What you will do | Every record that follows should be printed verbatim.

[Source records]
········

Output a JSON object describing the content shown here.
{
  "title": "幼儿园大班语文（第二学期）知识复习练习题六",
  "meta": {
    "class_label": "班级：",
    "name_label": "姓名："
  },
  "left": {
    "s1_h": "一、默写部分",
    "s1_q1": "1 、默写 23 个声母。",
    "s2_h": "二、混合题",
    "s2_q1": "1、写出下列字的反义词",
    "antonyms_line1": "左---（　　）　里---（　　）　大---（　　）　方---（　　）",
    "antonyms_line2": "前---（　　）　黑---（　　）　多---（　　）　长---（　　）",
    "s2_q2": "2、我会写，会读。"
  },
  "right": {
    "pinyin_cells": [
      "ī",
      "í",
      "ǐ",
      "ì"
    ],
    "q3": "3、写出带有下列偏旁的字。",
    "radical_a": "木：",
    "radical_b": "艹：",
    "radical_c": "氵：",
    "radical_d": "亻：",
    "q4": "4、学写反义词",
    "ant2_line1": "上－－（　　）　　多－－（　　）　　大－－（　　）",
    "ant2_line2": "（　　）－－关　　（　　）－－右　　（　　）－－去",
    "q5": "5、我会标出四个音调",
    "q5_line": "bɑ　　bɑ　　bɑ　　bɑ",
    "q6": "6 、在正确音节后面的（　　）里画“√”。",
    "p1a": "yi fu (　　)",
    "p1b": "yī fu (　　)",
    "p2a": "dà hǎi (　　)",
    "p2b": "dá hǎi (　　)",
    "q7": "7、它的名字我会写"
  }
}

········

Answer section |
Output a JSON object describing the content shown here.
{
  "title": "幼儿园大班语文（第二学期）知识复习练习题六",
  "meta": {
    "class_label": "班级：",
    "name_label": "姓名："
  },
  "left": {
    "s1_h": "一、默写部分",
    "s1_q1": "1 、默写 23 个声母。",
    "s2_h": "二、混合题",
    "s2_q1": "1、写出下列字的反义词",
    "antonyms_line1": "左---（　　）　里---（　　）　大---（　　）　方---（　　）",
    "antonyms_line2": "前---（　　）　黑---（　　）　多---（　　）　长---（　　）",
    "s2_q2": "2、我会写，会读。"
  },
  "right": {
    "pinyin_cells": [
      "ī",
      "í",
      "ǐ",
      "ì"
    ],
    "q3": "3、写出带有下列偏旁的字。",
    "radical_a": "木：",
    "radical_b": "艹：",
    "radical_c": "氵：",
    "radical_d": "亻：",
    "q4": "4、学写反义词",
    "ant2_line1": "上－－（　　）　　多－－（　　）　　大－－（　　）",
    "ant2_line2": "（　　）－－关　　（　　）－－右　　（　　）－－去",
    "q5": "5、我会标出四个音调",
    "q5_line": "bɑ　　bɑ　　bɑ　　bɑ",
    "q6": "6 、在正确音节后面的（　　）里画“√”。",
    "p1a": "yi fu (　　)",
    "p1b": "yī fu (　　)",
    "p2a": "dà hǎi (　　)",
    "p2b": "dá hǎi (　　)",
    "q7": "7、它的名字我会写"
  }
}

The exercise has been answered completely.